The 'College Study Habits' infographic is a look at how the opinions and work tendencies of students compare to how professors feel they should be. As professors are 46 percent of students' university mentors, they are incredibly influential on their studies, but how does this compare with study habits? Unsurprisingly, a majority of professors agree that starting an assignment the day it's assigned is the best bet, and only 17 percent of students heed this advice. However, it's not too bad that an approximate 46 percent of students are starting a couple weeks before the turn-in date, and only 5 percent the night before. What students and professors do seem to agree on fully is studying times on a nightly basis; both prefer an approximate 1-2 hours. <p style="text-align:right;color:#A8A8A8"></p>

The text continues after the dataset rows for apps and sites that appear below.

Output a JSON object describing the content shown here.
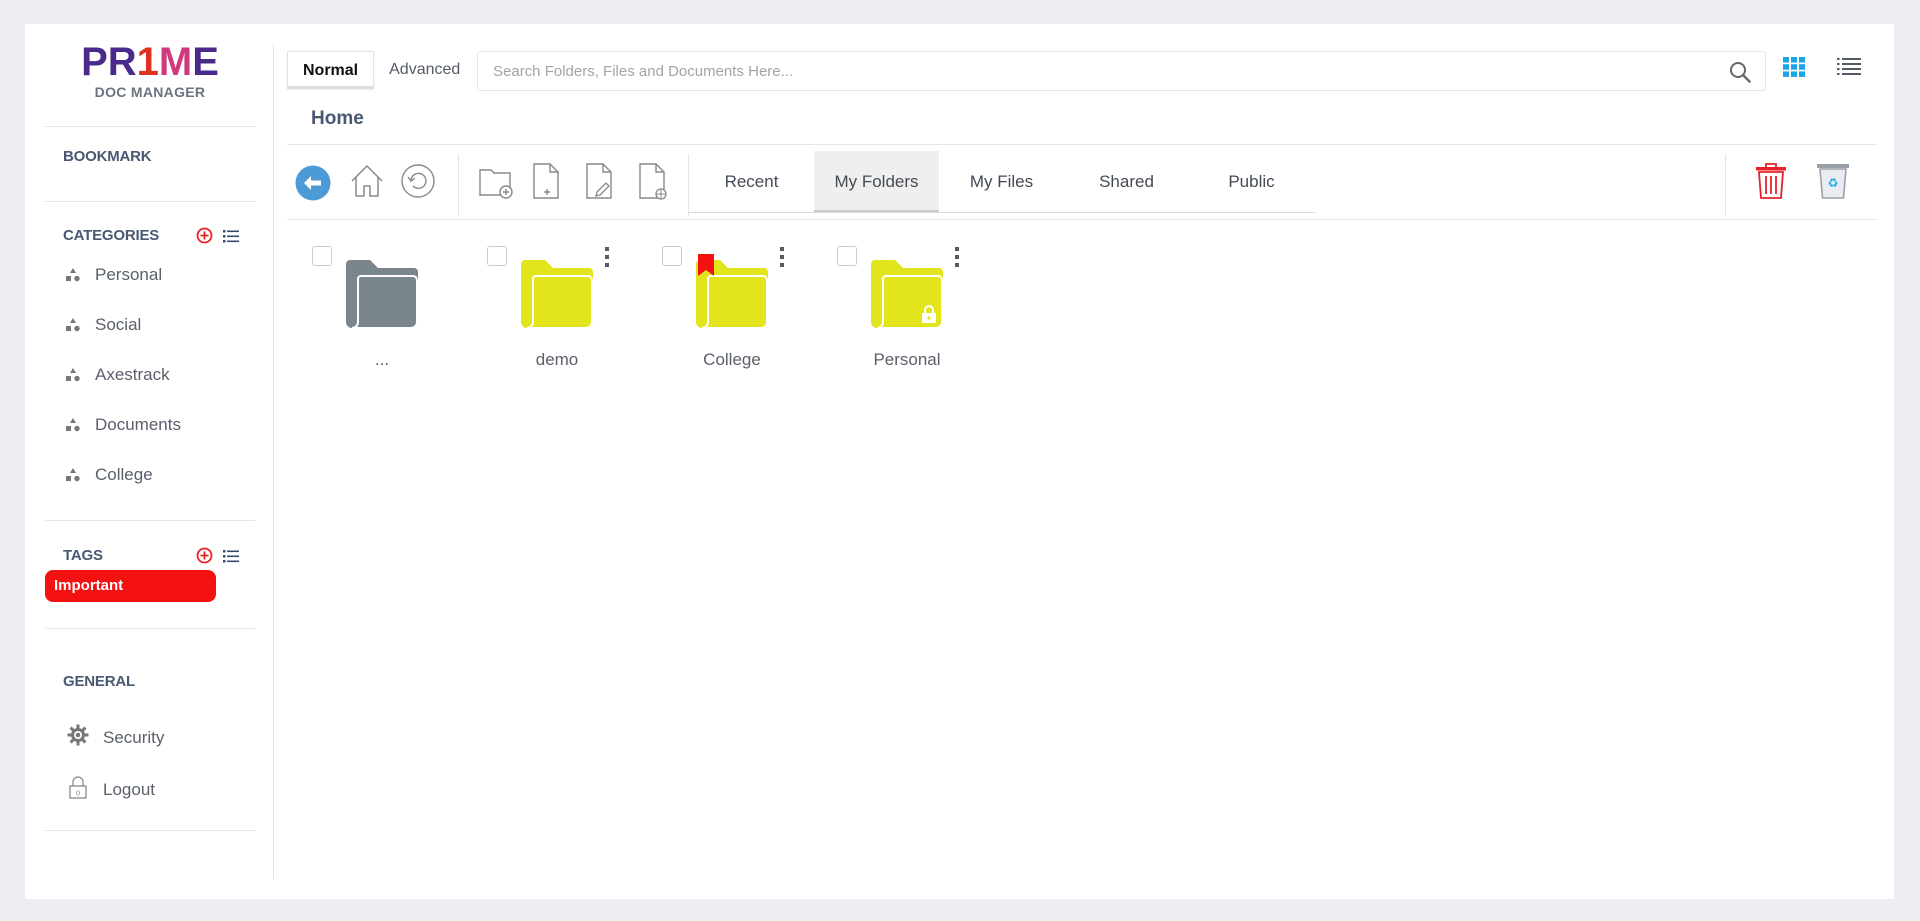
{
  "logo": {
    "mark": "PR1ME",
    "sub": "DOC MANAGER"
  },
  "sidebar": {
    "bookmark_title": "BOOKMARK",
    "categories_title": "CATEGORIES",
    "categories": [
      {
        "label": "Personal"
      },
      {
        "label": "Social"
      },
      {
        "label": "Axestrack"
      },
      {
        "label": "Documents"
      },
      {
        "label": "College"
      }
    ],
    "tags_title": "TAGS",
    "tags": [
      {
        "label": "Important",
        "color": "#f31111"
      }
    ],
    "general_title": "GENERAL",
    "general": [
      {
        "label": "Security",
        "icon": "gear-icon"
      },
      {
        "label": "Logout",
        "icon": "lock-icon"
      }
    ]
  },
  "topbar": {
    "modes": [
      "Normal",
      "Advanced"
    ],
    "active_mode": "Normal",
    "search_placeholder": "Search Folders, Files and Documents Here...",
    "search_value": ""
  },
  "breadcrumb": "Home",
  "nav_tabs": [
    "Recent",
    "My Folders",
    "My Files",
    "Shared",
    "Public"
  ],
  "active_nav_tab": "My Folders",
  "items": [
    {
      "label": "...",
      "color": "#7b858c",
      "type": "parent"
    },
    {
      "label": "demo",
      "color": "#e2e51b",
      "type": "folder"
    },
    {
      "label": "College",
      "color": "#e2e51b",
      "type": "folder",
      "bookmarked": true
    },
    {
      "label": "Personal",
      "color": "#e2e51b",
      "type": "folder",
      "locked": true
    }
  ],
  "colors": {
    "accent": "#1aa6e6",
    "danger": "#f31111",
    "folder": "#e2e51b",
    "nav_text": "#4a5872"
  }
}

To open this classroom management series, I wanted to frame my thoughts in categories that really helped me in my quest to be an increasingly effective teacher: knowledge, skills, and mindset. So often teachers at their wits end do a search for “classroom management” or “behavior management,” and inevitably they retrieve list upon list of techniques or quick tips that promise results the next day. A pivotal aspect of effective classroom management is often completely overlooked – having the right mindset . I would categorize these quick tips as skills or background knowledge that can definitely work, but to build a classroom with positive culture, respectful citizens, and real relationships, teachers cannot rely on stand-alone strategies. Thus, before I offer anything skills or knowledge related, here are 4 things that can help educators cultivate happier kids, happier selves, and happier classrooms!

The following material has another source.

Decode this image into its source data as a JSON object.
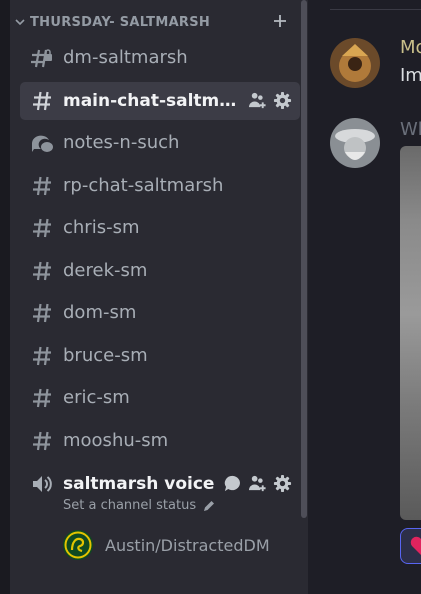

I’m currently teaching a B1 Intermediate class, 20 hours a week. As you may have experienced, students at intermediate level have sometimes lost their focus when it comes to learning English: they know that they can get by with the language they have, and it can be difficult to find the motivation to continue studying. My group asked me if we could look at some more meaty discussion topics this week, and while I was searching for some prompts, I came across the excellent Talking Points series of worksheets from tefl.net . One of them was about ‘ Learner Motivation ‘ and it seemed like exactly the kind of thing I was looking for. At the same time, I remembered a talk from TED.com by Matt Cutts, called ‘ Try Something New for 30 Days ‘, which is helpfully available with subtitles.
Studies in Ed Tech 4/1/2008 By: Andrew Churches from Educators' eZine Introduction and Background: Bloom's Taxonomy
Teacher professional development